Tom, here's my 2 cents on those controllers you listed. First off Difalcos are my favorite controllers. They're tough! I've seen problems with other controllers, especially if you accidentally hook up backwards. I've only seen one issue with a Difalco.
The Difalco DD268 is the Fanatic model. It features multiple small potentiometers, one for each of the "bands" the controller wiper makes contact with. This controller has almost infinite adjustability. The compromise with this adjustability is the need to manually adjust each potentiometer for your baseline control. Once you have your baseline set you can adjust just like the other controller models using the sensitivity "knob". It can be time consuming setting up your baseline, depending on how particular you are, and the baseline settings may be something you want to change depending on tracks or cars. With this controller a notebook for keeping notes regarding settings might be handy. I have one of these controllers you can look at and try if you'd like before making a decision and purchase.
The DD281 is the top of the line newest Genesis model. The Genesis models use an interchangeable transistor network instead of the individual potentiometers for the wiper bands for the baseline settings. The only downside to this versus the Fanatic is; to change your baseline control settings you need to change out the "network" for a different one. For our racing that would probably mean one network for 1/24, and one network for 1/32. With the Fanatic you would just change each of the 12 or 15 potentiometer settings. The DD281 also comes equipped with a traction control potentiometer and the Pro brake potentiometer. I like the traction control option, but I'm not sure the Pro brake potentiometer is really needed for the racing we do around here. The DD271 is the same controller without traction control. I also have a DD281. It is the controller of mine you've used before.
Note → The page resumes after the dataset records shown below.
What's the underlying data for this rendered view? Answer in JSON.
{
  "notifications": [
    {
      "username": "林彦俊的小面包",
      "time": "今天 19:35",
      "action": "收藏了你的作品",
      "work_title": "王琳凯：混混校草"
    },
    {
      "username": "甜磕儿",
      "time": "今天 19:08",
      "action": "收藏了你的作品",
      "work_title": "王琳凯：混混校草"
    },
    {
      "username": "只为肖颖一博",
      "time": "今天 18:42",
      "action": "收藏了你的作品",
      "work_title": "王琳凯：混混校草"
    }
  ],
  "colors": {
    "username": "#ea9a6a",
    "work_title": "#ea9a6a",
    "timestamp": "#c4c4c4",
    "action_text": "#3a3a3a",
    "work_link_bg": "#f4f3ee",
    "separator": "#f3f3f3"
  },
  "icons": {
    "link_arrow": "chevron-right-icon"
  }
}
The DD270 gives you the Genesis controller without the traction control and Pro brake potentiometer (uses the economy pot.). I think one advantage of the Pro brake potentiometer is it is less likely to burn up if you hook up backwards. The DD280 is just the DD270 with traction control added.
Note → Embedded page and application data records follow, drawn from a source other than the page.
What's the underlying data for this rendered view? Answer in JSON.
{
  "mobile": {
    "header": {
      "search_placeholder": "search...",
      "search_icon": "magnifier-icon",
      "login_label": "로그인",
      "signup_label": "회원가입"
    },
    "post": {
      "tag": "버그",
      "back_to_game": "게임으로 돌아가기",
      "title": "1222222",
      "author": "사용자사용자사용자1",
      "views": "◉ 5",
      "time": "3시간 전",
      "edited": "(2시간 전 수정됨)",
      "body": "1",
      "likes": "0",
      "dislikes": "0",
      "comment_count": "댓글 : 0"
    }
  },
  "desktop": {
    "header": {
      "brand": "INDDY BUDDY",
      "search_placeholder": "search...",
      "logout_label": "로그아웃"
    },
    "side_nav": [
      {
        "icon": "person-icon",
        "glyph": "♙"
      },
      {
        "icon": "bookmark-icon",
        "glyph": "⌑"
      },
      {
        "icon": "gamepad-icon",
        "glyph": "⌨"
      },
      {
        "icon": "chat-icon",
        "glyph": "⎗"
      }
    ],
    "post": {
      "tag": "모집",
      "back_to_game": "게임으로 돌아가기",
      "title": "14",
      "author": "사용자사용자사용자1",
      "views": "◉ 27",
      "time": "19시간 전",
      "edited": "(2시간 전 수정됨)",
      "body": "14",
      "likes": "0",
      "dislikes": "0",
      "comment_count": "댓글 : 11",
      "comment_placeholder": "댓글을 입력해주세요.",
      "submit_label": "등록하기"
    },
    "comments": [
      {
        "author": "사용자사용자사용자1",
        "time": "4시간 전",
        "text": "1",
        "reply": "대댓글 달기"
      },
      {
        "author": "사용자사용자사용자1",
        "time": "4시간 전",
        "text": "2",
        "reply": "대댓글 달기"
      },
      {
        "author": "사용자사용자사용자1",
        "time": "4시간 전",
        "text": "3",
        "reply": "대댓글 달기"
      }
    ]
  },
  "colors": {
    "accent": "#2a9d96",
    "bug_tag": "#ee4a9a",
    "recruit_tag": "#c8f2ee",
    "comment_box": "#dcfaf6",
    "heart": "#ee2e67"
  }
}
The DD304 Stan mentions is basically the DD280 but primarily designed for 1/32 racing. It comes with a network for racing 1/32 cars whereas the 200 series Genesis controllers come with networks for 1/24 racing. I'm sure this controller would work for both 1/32 and 1/24 with a network change. My personal choice was to go with the 200 series controllers for 1/24 because I feel the components are more robust. Most 1/24 scale cars use a lot more current than the 1/32 cars which means more amperage through the circuit.
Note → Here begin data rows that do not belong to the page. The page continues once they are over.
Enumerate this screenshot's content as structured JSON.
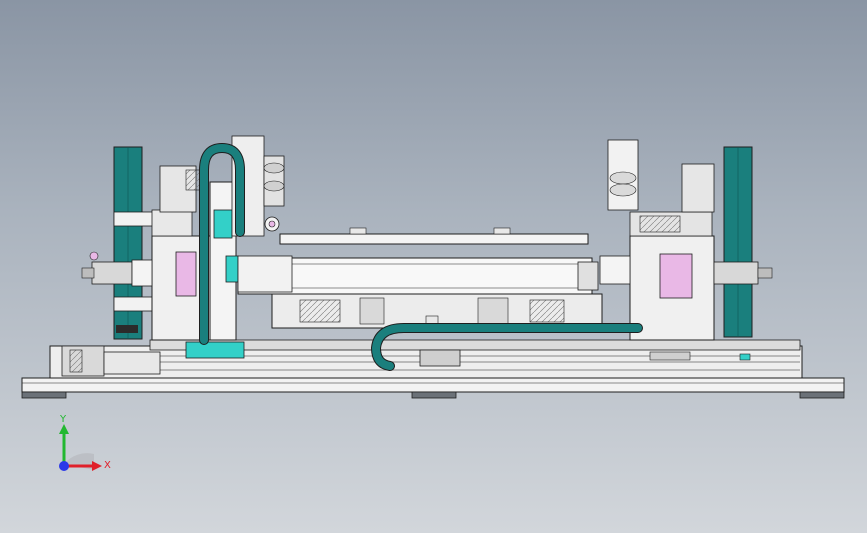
{
  "viewport": {
    "background_top": "#8a95a4",
    "background_bottom": "#d2d6db"
  },
  "colors": {
    "teal": "#1a7f7d",
    "cyan": "#33d0c8",
    "pink": "#e9b8e6",
    "outline": "#1e1e1e",
    "metal": "#f2f2f2",
    "shadow": "#555c63"
  },
  "triad": {
    "x_label": "X",
    "y_label": "Y",
    "x_color": "#e0202a",
    "y_color": "#22b830",
    "z_color": "#2a38e8"
  }
}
When in doubt just email Jim Difalco for his advice. He is great about responding to email questions and will be happy to build you the right controller to suit your needs!